DeAndre Hopkins wears No. 10 jersey for years his cousin spent in prison
Jun 3, 2020, 2:57 PM
(AP Photo/Kathy Willens)
Arizona Cardinals receiver DeAndre Hopkins changed uniforms but not his jersey number this offseason.
Hopkins will again don the No. 10 in his eighth NFL campaign and first away from the Houston Texans.
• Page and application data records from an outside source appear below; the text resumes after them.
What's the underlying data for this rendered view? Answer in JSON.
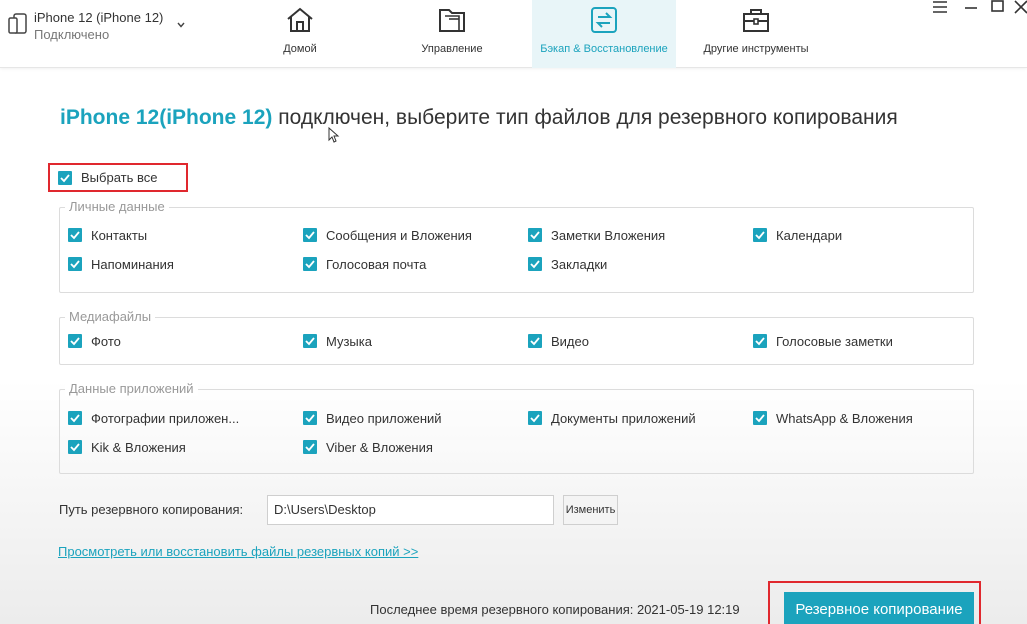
{
  "device": {
    "name": "iPhone 12 (iPhone 12)",
    "status": "Подключено"
  },
  "nav": {
    "home": "Домой",
    "manage": "Управление",
    "backup": "Бэкап & Восстановление",
    "tools": "Другие инструменты"
  },
  "heading": {
    "device": "iPhone 12(iPhone 12)",
    "text": " подключен, выберите тип файлов для резервного копирования"
  },
  "select_all": "Выбрать все",
  "groups": {
    "personal": {
      "title": "Личные данные",
      "items": [
        "Контакты",
        "Сообщения и Вложения",
        "Заметки Вложения",
        "Календари",
        "Напоминания",
        "Голосовая почта",
        "Закладки"
      ]
    },
    "media": {
      "title": "Медиафайлы",
      "items": [
        "Фото",
        "Музыка",
        "Видео",
        "Голосовые заметки"
      ]
    },
    "apps": {
      "title": "Данные приложений",
      "items": [
        "Фотографии приложен...",
        "Видео приложений",
        "Документы приложений",
        "WhatsApp & Вложения",
        "Kik & Вложения",
        "Viber & Вложения"
      ]
    }
  },
  "path": {
    "label": "Путь резервного копирования:",
    "value": "D:\\Users\\Desktop",
    "change": "Изменить"
  },
  "view_link": "Просмотреть или восстановить файлы резервных копий >>",
  "footer": {
    "last_backup": "Последнее время резервного копирования: 2021-05-19 12:19",
    "backup_button": "Резервное копирование"
  },
  "colors": {
    "accent": "#1ba3bd",
    "highlight": "#e0282e"
  }
}
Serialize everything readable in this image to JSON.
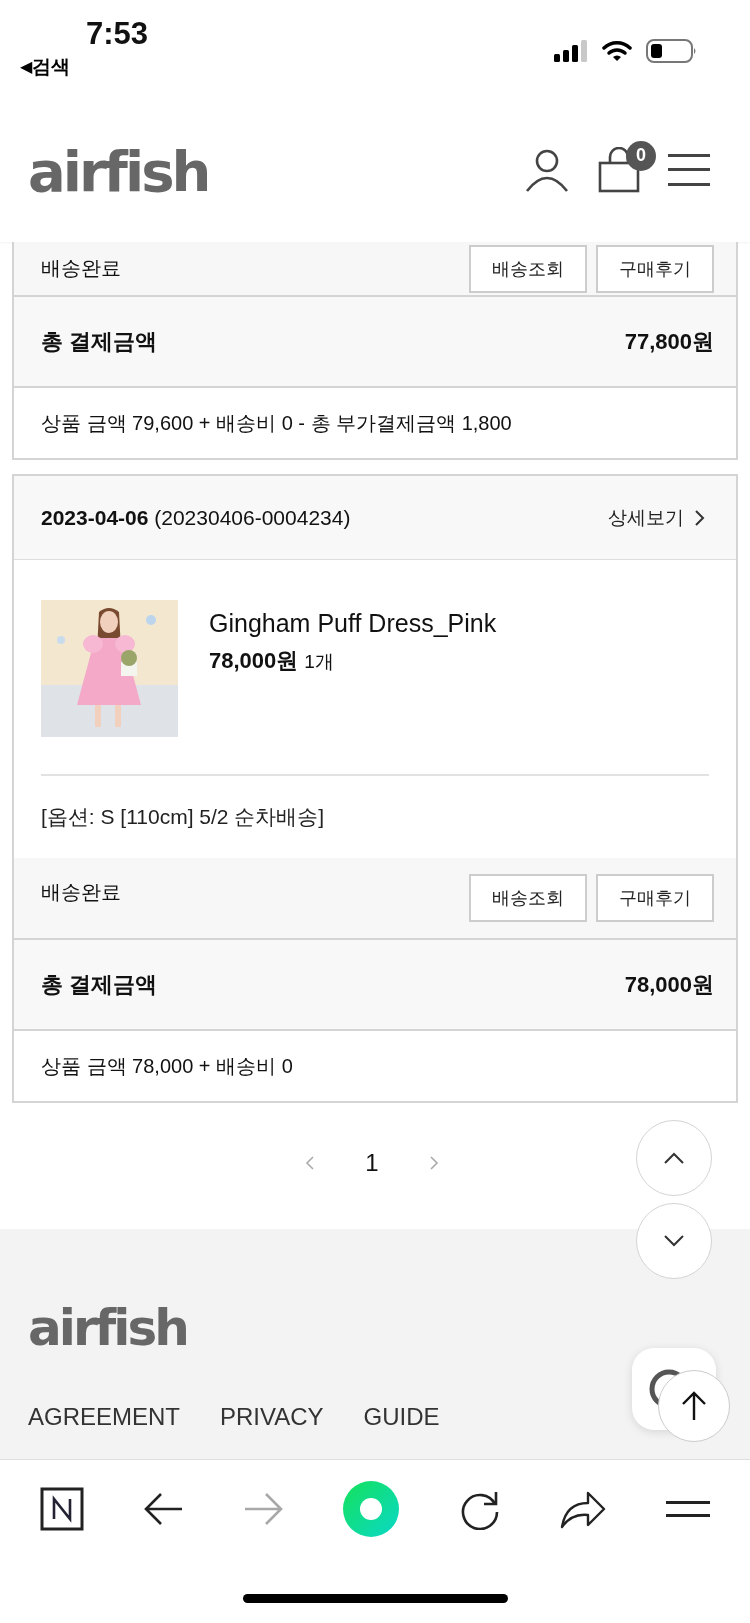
{
  "status_bar": {
    "time": "7:53",
    "back_arrow": "◀",
    "back_label": "검색"
  },
  "header": {
    "logo": "airfish",
    "cart_count": "0"
  },
  "orders": [
    {
      "status": "배송완료",
      "buttons": [
        "배송조회",
        "구매후기"
      ],
      "total_label": "총 결제금액",
      "total": "77,800원",
      "summary": "상품 금액 79,600 + 배송비 0 - 총 부가결제금액 1,800"
    },
    {
      "date": "2023-04-06",
      "order_no": "(20230406-0004234)",
      "detail_link": "상세보기",
      "product": {
        "name": "Gingham Puff Dress_Pink",
        "price": "78,000원",
        "qty": "1개"
      },
      "option": "[옵션: S [110cm] 5/2 순차배송]",
      "status": "배송완료",
      "buttons": [
        "배송조회",
        "구매후기"
      ],
      "total_label": "총 결제금액",
      "total": "78,000원",
      "summary": "상품 금액 78,000 + 배송비 0"
    }
  ],
  "pagination": {
    "pages": [
      {
        "label": "1",
        "selected": true
      }
    ]
  },
  "footer": {
    "logo": "airfish",
    "links": [
      "AGREEMENT",
      "PRIVACY",
      "GUIDE"
    ]
  },
  "browser_toolbar": {
    "forward_disabled": true
  }
}
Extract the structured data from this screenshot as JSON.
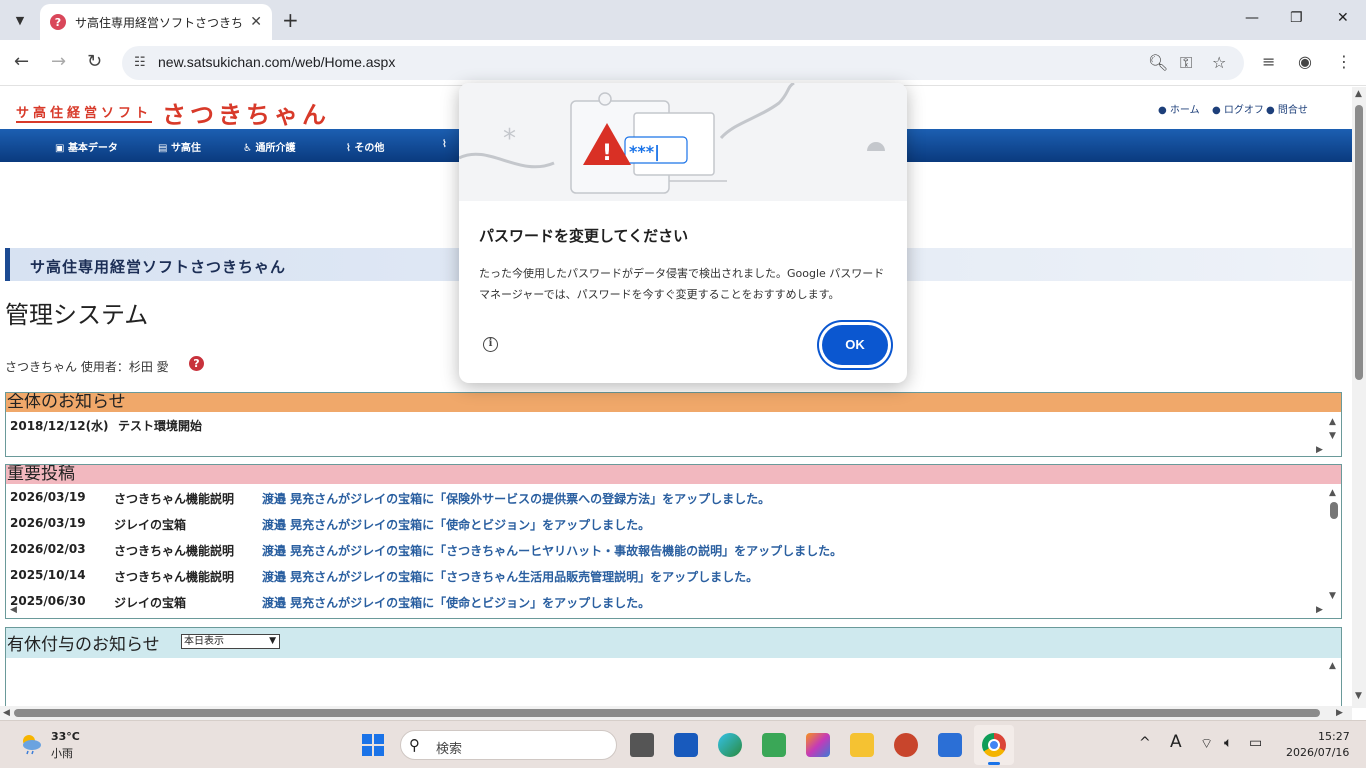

On Wednesday, as the nation continues to protest the death of George Floyd at the hands of police officers in Minneapolis, the Cardinals WR revealed that there’s significance to his numeral representation — a meaning that has a lot to with societal inequalities in the United States.
“My big cousin from South Carolina did 10 years in jail for $600 worth of drugs,” Hopkins wrote on Twitter, pointing to the disparity in prison time that white and black people face. “Let that sink in. That’s the real reason I wear number 10. Modern Day…”
Hopkins had previously said that his No. 10 jersey was to honor soccer great Lionel Messi, according to ESPN.
His revelation on Wednesday came as athletes, including teammates like Patrick Peterson, spoke out against institutionalized racism and injustices to the black community.
The Cardinals receiver, who grew up in South Carolina, knows firsthand the strain of being black and disadvantaged.
In an ESPN feature published last October, Hopkins and his family shared their story of growing up around drugs and fighting to make a living.
Hopkins lost his father at a young age, and his mother held two jobs to keep the family afloat. Later in life, his mother lost her vision after being attacked by a woman who threw acid on her face. Unable to go back to work, she resorted to taking odd jobs, including selling drugs, to make ends meet.
Now a success story after the family left that life, Hopkins is using his platform to point out one of the many ways racism and inquality can manifest themselves in society.